### TASK INSTRUCTIONS
Wherever the string "title" appears in a line of the listing below, report that line.

### EXERCISE MATERIALS
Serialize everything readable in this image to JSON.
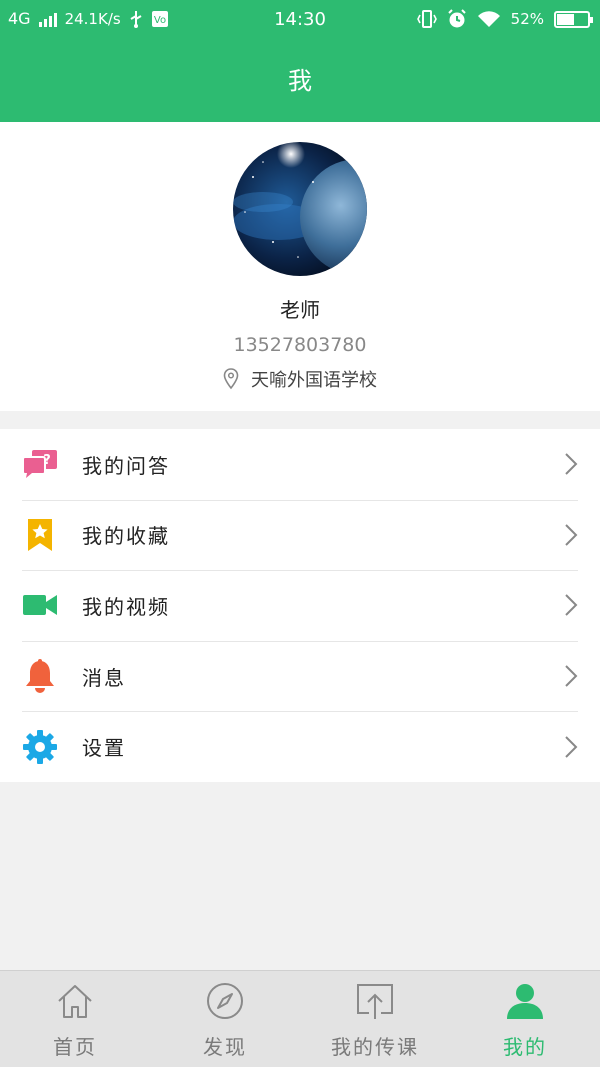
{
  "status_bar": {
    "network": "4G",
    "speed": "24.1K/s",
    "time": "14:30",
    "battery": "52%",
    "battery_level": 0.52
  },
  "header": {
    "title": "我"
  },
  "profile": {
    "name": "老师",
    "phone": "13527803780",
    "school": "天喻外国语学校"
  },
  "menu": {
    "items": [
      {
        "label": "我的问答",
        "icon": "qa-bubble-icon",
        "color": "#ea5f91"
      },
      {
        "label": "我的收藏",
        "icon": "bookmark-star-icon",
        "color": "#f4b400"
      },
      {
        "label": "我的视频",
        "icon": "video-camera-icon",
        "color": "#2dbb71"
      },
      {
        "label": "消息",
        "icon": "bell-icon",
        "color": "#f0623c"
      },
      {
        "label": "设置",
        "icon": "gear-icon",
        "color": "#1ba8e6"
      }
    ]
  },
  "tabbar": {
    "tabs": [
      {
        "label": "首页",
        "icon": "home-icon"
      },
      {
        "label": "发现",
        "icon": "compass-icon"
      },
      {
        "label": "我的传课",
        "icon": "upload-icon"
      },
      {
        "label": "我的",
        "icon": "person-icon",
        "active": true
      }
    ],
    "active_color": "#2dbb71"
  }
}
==
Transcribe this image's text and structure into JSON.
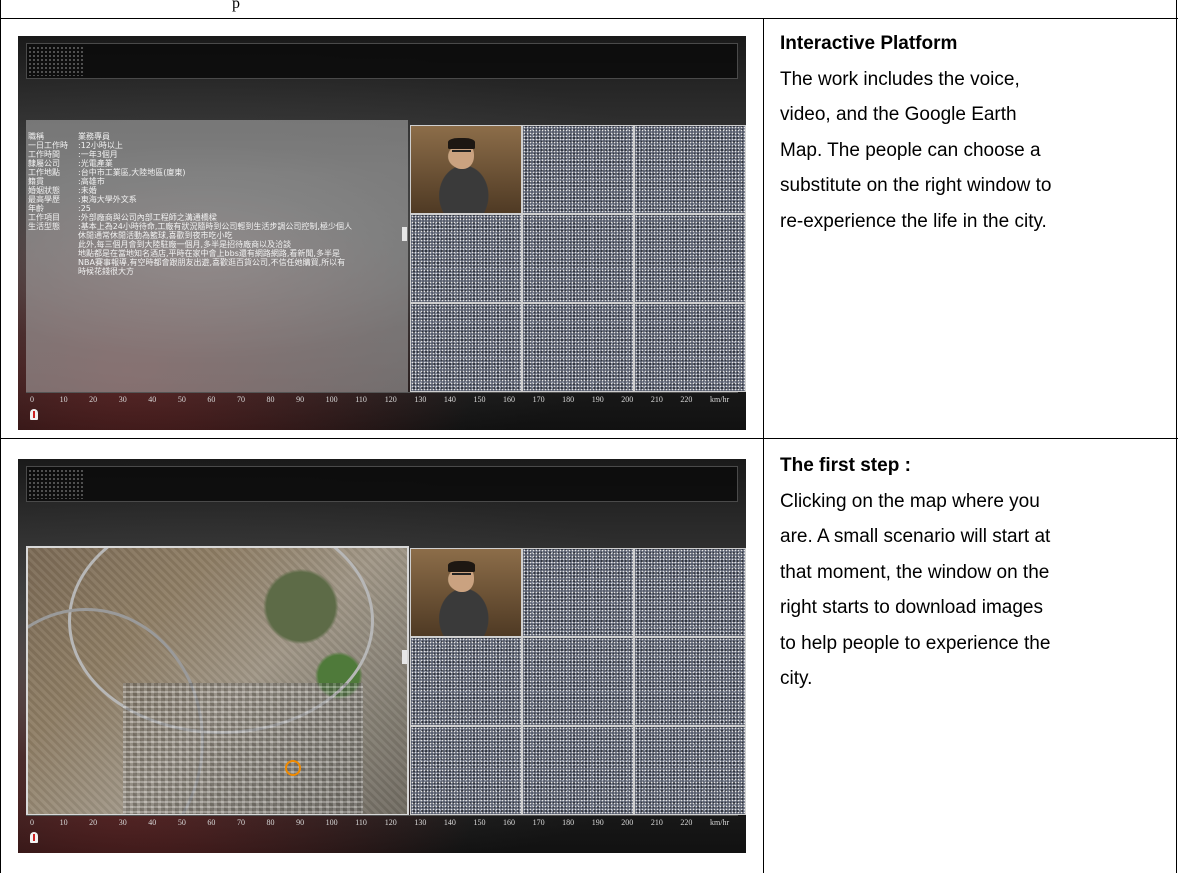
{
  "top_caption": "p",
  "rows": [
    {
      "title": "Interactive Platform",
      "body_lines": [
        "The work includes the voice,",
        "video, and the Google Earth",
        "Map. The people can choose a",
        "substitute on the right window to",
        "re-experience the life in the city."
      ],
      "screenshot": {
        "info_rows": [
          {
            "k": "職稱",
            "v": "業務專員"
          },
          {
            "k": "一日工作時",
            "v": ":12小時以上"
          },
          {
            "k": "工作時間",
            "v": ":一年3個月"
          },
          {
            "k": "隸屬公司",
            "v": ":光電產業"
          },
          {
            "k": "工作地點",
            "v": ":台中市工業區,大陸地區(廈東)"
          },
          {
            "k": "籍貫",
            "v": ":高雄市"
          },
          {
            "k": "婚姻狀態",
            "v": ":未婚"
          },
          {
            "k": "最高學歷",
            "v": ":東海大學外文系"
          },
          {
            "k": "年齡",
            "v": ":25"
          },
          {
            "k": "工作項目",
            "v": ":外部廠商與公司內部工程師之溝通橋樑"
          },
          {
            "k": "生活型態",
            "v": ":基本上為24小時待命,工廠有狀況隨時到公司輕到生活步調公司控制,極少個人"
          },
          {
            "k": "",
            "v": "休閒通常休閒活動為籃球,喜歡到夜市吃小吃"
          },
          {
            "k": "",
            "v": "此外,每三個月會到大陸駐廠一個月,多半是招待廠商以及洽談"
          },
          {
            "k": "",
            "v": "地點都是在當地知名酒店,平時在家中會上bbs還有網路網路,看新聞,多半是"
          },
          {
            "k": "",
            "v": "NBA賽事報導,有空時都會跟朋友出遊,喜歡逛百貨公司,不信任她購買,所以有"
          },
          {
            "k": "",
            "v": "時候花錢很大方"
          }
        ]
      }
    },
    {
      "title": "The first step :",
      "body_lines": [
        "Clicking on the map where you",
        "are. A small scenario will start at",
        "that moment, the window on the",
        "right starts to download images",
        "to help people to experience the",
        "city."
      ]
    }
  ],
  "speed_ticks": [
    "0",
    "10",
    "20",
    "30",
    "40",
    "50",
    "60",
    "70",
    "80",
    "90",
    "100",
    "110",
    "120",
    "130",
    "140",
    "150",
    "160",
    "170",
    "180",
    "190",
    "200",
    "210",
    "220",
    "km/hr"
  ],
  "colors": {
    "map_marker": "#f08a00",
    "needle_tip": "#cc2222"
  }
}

### COMPLETED EXERCISE
    "title": "我"
      "title": "Interactive Platform",
      "title": "The first step :",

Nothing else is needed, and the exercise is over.